Magobei Wakizaka (Tatsuya Nakadai) isn't so sure about the way of the samurai. He comes late upon the scene and sees innocents butchered, including a woman in her wedding kimono. He protests to Tatewaki (Tetsuro Tanba), a longtime friend and his brother-in-law, who urges him not to report the deed to the bakufu -- the shogunate administration. In return for his silence, Magobei extracts a promise that Tatewaki will never pull such a stunt again. Satisfied, Magobei retires to Edo. Over time, a legend spreads about the ruined village, that it was annihilated by the kamikakushi, a divine curse symbolized by flocks of crows, except for one survivor, a woman who's seen as lucky or accursed, depending on your point of view. She's the first character we meet in Hideo Gosha's colorful thriller, as she returns to her village after a term of indenture in a textile town. She finds the village deserted except for crows. As she searches for her father or any sign of life, the movie gradually goes silent. No music, no dialogue, and finally no sound effects, until Oriha (Ruriko Asaoka) finds a body. It's an eerie moment and typical of the movie's idiosyncratic outbursts of style in the midst of a well-made thriller plot. Later, Gosha transforms crows in mid-flight into ideograms to announce a leap forward in time. Experimental or expressionist or simply indulgent moments like these may reflect the influence of spaghetti westerns on the samurai genre that itself influenced the Italian movies. What goes around comes around.

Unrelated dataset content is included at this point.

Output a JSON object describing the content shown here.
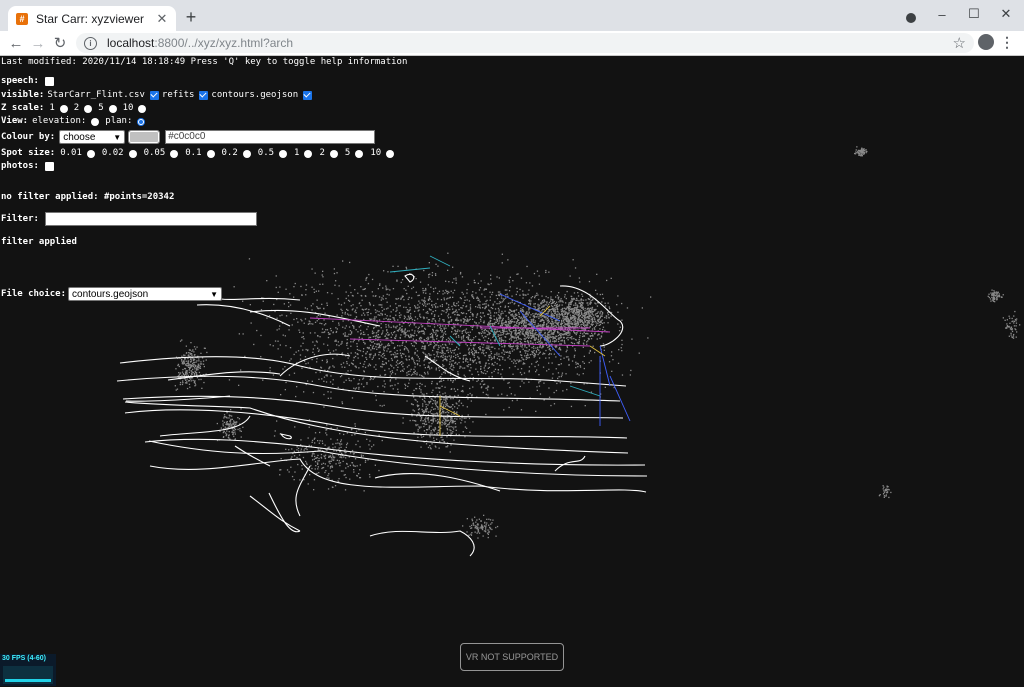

The man in the hat above is Magobei Wakizaka (Tatsuya Nakadai) and he's about to put on a show.
There's something special about action in winter, whether you're watching a western, a modern crime film or a samurai movie. Goyokin is probably one of the best winter action films ever made, though there's also plenty of rain and muck along the way for contrast. It's one of those rare films that can be appreciated visually as a work of art and enjoyed viscerally for violent thrills. In short, it should have something for everyone, unless you really can't stand subtitles -- and then you might try to find a copy of The Steel Edge of Revenge, a dubbed edition released in the U.S. in the 1970s. If I ask you to go to that trouble, then consider this film highly recommended.
Manos99 has uploaded a subtitled trailer to YouTube. Calling itself "an entertaining samurai film" is really being modest.